The Romans were also great bridge builders. You can still see many Roman bridges around Europe today, many of which are still in use and are carrying automobile traffic.

The longest Roman bridge still in use is in the city of Merida, Spain.  The original bridge was 755 meters long with 62 arches. The bridge is slightly shorter today and now only has pedestrian traffic.

It is rather amazing how many bridges which are close to 2,000 years old are still in use today, when many modern bridges only decades-old are already in a state of dilapidation. 

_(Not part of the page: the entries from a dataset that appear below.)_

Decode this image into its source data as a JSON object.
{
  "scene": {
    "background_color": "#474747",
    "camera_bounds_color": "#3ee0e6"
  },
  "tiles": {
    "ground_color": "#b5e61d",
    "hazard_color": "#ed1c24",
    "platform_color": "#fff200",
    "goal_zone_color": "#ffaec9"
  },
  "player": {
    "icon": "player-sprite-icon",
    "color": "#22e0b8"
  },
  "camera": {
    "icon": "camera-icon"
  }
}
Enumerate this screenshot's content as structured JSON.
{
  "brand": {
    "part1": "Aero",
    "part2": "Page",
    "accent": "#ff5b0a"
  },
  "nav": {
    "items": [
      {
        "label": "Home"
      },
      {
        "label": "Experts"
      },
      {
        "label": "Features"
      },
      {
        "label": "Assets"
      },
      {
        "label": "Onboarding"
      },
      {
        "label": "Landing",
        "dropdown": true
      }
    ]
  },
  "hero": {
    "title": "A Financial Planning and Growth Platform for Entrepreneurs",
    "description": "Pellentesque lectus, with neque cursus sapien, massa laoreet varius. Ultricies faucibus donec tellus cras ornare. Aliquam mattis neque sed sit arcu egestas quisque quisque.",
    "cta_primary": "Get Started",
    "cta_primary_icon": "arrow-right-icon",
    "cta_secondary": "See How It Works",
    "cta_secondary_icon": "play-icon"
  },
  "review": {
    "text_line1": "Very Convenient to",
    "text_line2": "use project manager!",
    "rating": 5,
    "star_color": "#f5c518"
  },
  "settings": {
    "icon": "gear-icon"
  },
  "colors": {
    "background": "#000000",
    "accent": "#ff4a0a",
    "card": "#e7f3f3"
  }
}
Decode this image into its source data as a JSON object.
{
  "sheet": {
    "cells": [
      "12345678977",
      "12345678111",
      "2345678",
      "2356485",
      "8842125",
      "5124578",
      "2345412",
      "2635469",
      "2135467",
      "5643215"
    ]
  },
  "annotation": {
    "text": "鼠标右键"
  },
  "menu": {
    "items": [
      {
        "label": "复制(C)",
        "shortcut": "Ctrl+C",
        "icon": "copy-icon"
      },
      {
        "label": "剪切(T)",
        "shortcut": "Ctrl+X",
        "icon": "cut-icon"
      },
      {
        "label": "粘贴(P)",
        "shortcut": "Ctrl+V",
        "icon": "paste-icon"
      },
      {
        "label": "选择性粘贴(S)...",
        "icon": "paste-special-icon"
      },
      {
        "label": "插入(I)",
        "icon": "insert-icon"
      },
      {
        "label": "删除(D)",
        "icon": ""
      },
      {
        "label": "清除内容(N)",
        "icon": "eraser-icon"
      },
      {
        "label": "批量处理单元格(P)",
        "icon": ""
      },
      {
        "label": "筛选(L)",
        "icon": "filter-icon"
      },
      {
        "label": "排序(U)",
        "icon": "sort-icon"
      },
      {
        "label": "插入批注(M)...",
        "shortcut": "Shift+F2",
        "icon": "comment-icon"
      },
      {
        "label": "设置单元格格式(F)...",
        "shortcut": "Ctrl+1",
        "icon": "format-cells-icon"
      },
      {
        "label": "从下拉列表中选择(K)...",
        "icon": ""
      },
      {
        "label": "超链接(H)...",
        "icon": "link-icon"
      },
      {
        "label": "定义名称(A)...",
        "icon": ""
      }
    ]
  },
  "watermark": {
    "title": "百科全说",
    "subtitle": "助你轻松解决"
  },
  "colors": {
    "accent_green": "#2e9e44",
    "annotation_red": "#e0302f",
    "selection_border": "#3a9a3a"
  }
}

As the empire shifted east and abandoned Rome as its capital and moved to Constantinople, they needed a new golden milestone. In the 4th Century, Constantine the Great, seeking to create a New Rome, erected an arch called the Milion, which was used as the new starting point for all road measurements. This was the basis for all roads in the Byzantine Empire for over 1,000 years.

Today, a piece of the original structure can be seen in its former location not far from the Hagia Sophia. 

The tradition of creating a starting point for all roads in a country is something that has carried on to today.

Many countries have a kilometer zero or mile zero marker somewhere in the country.  Often times a highway will have its own kilometer or mile zero marker. 

In France, the kilometer zero marker is in the ground outside of Notre Dame Cathedral in Paris.

In England, the mile zero marker is on the ground in a traffic island next to a statue of King Charles I, next to Trafalgar Square. 

In China, kilometer zero is located in Tiananmen Square just outside the main gate. 

The United States has a mile zero marker, but it was never really used as intended. There is a small stone monument on The Elipse between the White House and the Washington Monument. The original design of Washington DC by Pierre L’Enfant had a mile zero marker built-in.

The current monument was created in 1920, and in 1919 it was the starting point for the Army’s first convoy of automobiles to cross the United States. A project which I discussed in my episode about the Interstate Highway System.

I’ll close by noting a project by some data analysts who wanted to answer the question. So they picked thousands of starting points all over Europe to see if they could get to Rome. The answer was, in almost every case, yes. The maps they created which shows the routes look like a leaf or a drawing of the human circulatory system.

Also, there is now a town named Rome or Roma on every continent except for Antarctica. With advanced digital mapping, they concluded that today, in the 21st century, almost everywhere on Earth, all roads do in fact lead to Rome.